Below are records; count the lines that contain "view" and give only the total.
-.-.-
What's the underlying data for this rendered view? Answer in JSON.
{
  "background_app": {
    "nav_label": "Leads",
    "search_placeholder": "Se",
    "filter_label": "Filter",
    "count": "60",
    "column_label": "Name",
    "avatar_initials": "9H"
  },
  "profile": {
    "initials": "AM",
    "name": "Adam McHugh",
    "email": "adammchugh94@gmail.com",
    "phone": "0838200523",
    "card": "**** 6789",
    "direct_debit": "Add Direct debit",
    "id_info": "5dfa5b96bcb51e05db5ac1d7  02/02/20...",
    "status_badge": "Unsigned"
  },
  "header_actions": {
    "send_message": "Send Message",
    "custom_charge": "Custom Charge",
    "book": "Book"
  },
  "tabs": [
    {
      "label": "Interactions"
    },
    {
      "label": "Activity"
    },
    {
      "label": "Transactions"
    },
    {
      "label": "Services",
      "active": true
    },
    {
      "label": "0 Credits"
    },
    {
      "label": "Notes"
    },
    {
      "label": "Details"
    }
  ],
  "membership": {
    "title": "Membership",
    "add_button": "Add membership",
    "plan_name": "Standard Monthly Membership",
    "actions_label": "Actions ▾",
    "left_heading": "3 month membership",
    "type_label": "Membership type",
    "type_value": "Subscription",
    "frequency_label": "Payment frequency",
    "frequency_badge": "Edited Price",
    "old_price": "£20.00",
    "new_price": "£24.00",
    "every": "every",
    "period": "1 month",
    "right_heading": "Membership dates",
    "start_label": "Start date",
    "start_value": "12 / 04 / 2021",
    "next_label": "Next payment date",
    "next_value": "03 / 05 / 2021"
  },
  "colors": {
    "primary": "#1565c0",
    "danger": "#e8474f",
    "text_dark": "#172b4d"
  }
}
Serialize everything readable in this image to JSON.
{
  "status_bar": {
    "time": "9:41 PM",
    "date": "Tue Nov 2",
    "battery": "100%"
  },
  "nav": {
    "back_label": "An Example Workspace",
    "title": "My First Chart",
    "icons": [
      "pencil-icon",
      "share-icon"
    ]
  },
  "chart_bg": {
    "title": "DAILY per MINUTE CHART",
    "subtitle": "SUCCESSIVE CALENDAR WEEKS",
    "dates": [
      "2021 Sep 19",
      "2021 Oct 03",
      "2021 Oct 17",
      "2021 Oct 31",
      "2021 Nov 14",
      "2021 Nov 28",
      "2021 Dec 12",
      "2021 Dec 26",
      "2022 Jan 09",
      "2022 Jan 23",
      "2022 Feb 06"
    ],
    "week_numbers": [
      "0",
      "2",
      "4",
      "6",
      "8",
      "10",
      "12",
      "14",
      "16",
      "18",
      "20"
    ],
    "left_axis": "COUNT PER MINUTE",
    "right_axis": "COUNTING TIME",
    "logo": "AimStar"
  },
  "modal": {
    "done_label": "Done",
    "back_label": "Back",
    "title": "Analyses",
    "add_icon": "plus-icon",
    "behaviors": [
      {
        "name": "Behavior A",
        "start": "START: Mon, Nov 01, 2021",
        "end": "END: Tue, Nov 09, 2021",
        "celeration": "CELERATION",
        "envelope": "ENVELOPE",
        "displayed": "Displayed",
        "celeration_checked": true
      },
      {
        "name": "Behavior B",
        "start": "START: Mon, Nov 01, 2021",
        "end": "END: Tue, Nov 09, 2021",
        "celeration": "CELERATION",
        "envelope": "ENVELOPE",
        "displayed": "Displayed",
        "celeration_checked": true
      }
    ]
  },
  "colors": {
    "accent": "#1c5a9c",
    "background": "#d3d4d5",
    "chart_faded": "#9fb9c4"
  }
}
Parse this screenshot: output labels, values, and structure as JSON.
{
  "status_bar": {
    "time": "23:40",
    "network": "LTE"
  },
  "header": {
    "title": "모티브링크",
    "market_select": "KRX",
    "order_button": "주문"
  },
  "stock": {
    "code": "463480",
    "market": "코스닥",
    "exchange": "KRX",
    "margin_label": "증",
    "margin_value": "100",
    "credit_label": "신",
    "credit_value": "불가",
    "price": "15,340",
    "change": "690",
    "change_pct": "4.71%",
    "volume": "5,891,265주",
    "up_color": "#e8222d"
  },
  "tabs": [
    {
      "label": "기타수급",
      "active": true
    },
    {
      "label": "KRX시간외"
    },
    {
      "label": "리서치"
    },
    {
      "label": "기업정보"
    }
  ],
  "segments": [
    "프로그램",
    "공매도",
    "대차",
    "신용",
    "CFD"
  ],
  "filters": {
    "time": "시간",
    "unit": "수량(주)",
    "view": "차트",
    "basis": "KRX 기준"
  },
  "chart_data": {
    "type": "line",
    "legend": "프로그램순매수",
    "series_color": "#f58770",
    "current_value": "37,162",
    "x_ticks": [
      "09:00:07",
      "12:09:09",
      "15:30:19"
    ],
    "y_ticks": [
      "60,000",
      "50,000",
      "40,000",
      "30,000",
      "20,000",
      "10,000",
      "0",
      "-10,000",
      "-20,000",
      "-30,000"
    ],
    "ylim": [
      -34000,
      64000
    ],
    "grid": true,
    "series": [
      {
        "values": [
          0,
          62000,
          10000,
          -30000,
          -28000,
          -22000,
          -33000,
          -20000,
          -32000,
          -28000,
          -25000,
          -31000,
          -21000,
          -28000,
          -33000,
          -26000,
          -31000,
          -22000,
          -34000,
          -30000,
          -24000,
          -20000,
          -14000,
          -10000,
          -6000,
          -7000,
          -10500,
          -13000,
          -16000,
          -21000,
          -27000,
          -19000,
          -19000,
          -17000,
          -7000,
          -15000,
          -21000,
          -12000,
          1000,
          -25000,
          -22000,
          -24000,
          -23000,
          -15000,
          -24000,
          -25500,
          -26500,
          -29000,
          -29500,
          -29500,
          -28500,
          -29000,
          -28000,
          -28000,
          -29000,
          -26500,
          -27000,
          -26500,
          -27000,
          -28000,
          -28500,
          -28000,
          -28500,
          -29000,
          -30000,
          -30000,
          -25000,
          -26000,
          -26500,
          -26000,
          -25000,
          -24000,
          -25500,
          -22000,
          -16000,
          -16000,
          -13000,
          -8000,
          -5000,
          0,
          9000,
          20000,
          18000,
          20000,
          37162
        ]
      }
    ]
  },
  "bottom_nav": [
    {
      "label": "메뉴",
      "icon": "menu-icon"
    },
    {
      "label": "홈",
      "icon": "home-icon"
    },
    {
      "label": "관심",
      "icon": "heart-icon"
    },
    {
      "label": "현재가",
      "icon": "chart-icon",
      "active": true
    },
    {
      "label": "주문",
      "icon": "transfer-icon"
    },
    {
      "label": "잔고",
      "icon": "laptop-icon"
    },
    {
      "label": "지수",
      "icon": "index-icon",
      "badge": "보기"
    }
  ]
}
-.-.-
**RESULT**. 2